• _Work item_
Would you copy every record exactly as it stands and drop the pictures?

** Material shown follows **

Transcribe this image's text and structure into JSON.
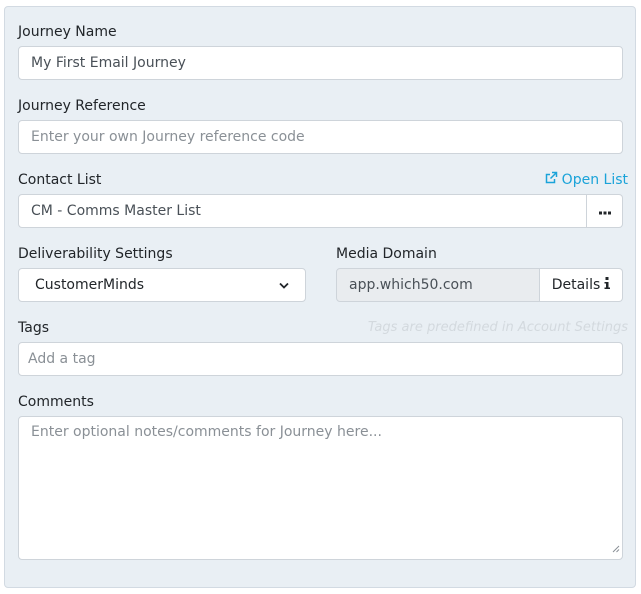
{
  "journey_name": {
    "label": "Journey Name",
    "value": "My First Email Journey"
  },
  "journey_reference": {
    "label": "Journey Reference",
    "placeholder": "Enter your own Journey reference code"
  },
  "contact_list": {
    "label": "Contact List",
    "open_link": "Open List",
    "value": "CM - Comms Master List",
    "menu_icon": "ellipsis-icon"
  },
  "deliverability": {
    "label": "Deliverability Settings",
    "selected": "CustomerMinds"
  },
  "media_domain": {
    "label": "Media Domain",
    "value": "app.which50.com",
    "details_label": "Details"
  },
  "tags": {
    "label": "Tags",
    "hint": "Tags are predefined in Account Settings",
    "placeholder": "Add a tag"
  },
  "comments": {
    "label": "Comments",
    "placeholder": "Enter optional notes/comments for Journey here..."
  },
  "colors": {
    "panel_bg": "#e9eff4",
    "link": "#1aa3d9",
    "border": "#ced4da",
    "readonly_bg": "#e9ecef"
  }
}
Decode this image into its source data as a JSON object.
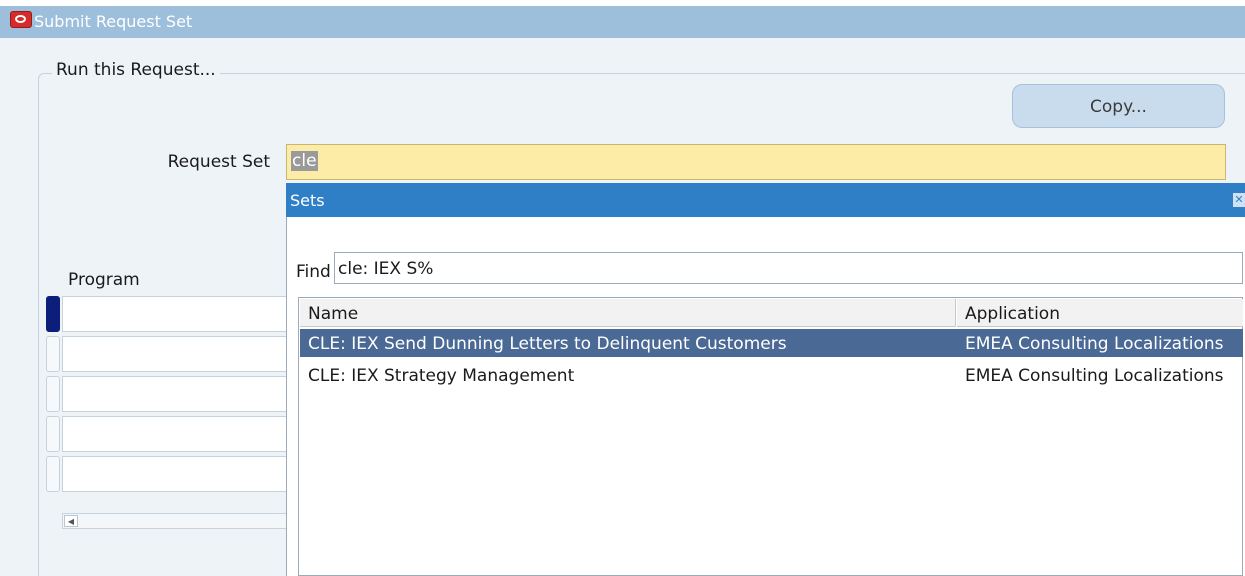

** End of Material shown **

• _Answer_
Transcribe this image's text and structure into JSON.
{
  "journey_name": {
    "label": "Journey Name",
    "value": "My First Email Journey"
  },
  "journey_reference": {
    "label": "Journey Reference",
    "placeholder": "Enter your own Journey reference code"
  },
  "contact_list": {
    "label": "Contact List",
    "open_link": "Open List",
    "value": "CM - Comms Master List",
    "menu_icon": "ellipsis-icon"
  },
  "deliverability": {
    "label": "Deliverability Settings",
    "selected": "CustomerMinds"
  },
  "media_domain": {
    "label": "Media Domain",
    "value": "app.which50.com",
    "details_label": "Details"
  },
  "tags": {
    "label": "Tags",
    "hint": "Tags are predefined in Account Settings",
    "placeholder": "Add a tag"
  },
  "comments": {
    "label": "Comments",
    "placeholder": "Enter optional notes/comments for Journey here..."
  },
  "colors": {
    "panel_bg": "#e9eff4",
    "link": "#1aa3d9",
    "border": "#ced4da",
    "readonly_bg": "#e9ecef"
  }
}
Decode this image into its source data as a JSON object.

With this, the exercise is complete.